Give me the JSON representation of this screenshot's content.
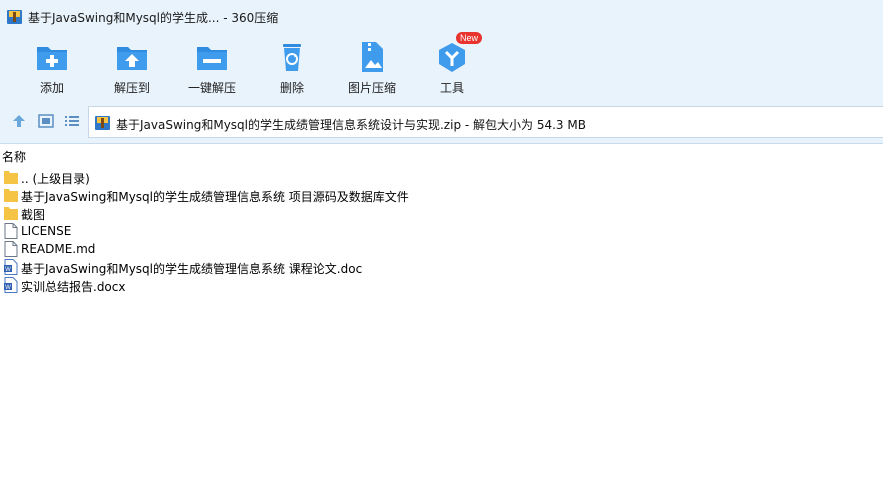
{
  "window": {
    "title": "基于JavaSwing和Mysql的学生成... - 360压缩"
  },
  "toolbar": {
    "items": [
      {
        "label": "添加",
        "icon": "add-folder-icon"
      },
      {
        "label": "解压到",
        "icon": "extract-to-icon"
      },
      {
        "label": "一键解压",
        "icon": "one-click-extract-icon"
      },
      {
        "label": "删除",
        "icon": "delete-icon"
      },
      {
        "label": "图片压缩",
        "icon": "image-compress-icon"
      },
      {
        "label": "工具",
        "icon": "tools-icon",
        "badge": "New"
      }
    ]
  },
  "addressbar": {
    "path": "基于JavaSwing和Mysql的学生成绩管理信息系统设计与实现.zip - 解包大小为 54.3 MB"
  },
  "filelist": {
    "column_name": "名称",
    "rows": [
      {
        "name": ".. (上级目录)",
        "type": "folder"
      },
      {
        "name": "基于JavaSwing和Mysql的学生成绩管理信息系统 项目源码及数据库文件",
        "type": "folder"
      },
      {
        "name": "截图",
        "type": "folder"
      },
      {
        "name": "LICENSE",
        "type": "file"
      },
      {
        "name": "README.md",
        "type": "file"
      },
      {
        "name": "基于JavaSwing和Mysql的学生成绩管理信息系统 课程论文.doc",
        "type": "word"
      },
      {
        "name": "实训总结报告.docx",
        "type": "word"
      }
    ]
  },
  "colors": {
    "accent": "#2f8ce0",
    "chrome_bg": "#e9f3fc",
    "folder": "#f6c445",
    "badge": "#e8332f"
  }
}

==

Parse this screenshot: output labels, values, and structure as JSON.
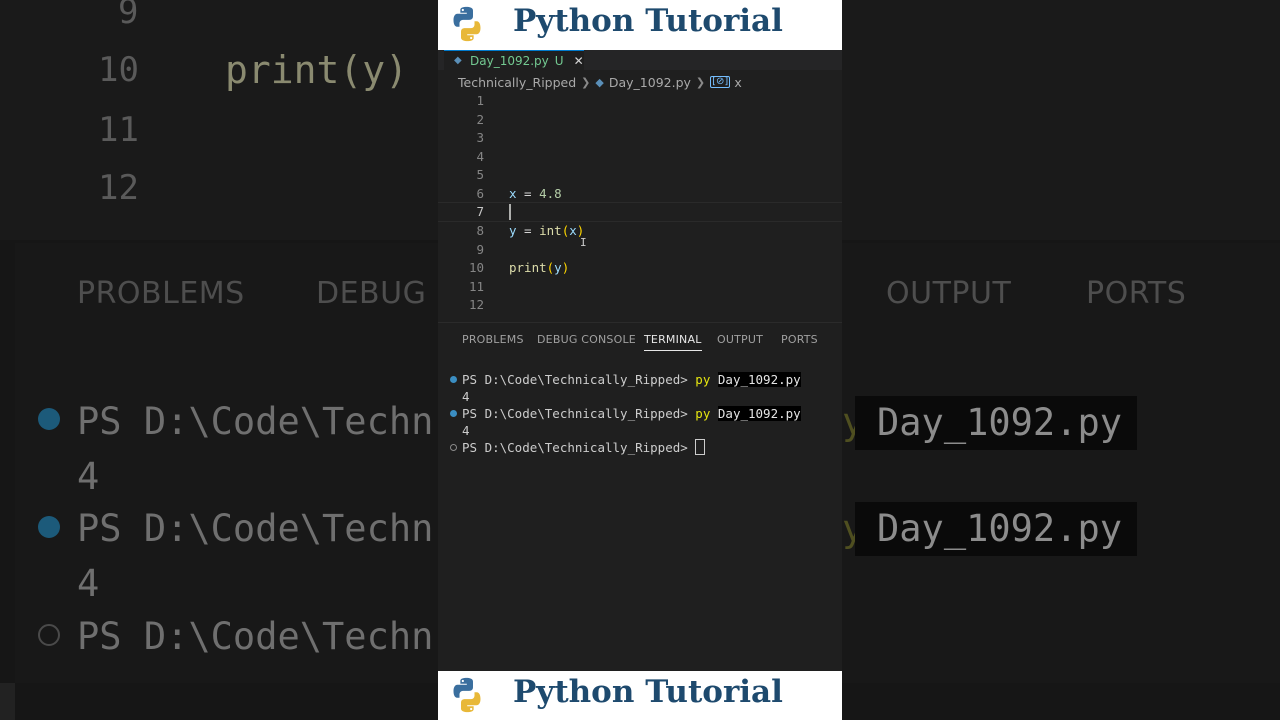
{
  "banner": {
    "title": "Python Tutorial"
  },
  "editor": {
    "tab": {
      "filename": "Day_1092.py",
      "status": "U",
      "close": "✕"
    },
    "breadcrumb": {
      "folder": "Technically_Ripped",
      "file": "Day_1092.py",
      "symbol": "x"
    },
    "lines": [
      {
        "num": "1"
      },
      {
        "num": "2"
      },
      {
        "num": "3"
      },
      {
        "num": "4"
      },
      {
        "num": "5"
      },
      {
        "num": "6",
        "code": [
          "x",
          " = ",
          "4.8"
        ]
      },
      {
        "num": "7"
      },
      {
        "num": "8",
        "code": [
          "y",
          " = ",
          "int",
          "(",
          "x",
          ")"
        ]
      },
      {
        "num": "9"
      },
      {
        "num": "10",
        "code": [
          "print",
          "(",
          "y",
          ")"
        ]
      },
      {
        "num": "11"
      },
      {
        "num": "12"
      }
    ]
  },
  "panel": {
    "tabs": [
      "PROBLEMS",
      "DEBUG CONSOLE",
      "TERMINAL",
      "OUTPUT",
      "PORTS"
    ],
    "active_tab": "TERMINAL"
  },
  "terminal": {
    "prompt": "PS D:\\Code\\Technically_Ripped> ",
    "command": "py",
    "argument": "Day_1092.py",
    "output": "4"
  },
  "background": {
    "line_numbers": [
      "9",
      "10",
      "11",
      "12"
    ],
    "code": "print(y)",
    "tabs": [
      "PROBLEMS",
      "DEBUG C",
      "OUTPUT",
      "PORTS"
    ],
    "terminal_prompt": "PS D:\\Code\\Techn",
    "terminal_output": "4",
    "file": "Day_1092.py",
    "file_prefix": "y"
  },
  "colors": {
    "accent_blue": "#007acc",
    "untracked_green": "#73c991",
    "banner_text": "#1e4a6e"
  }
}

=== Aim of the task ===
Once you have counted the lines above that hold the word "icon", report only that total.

=== Your response ===
6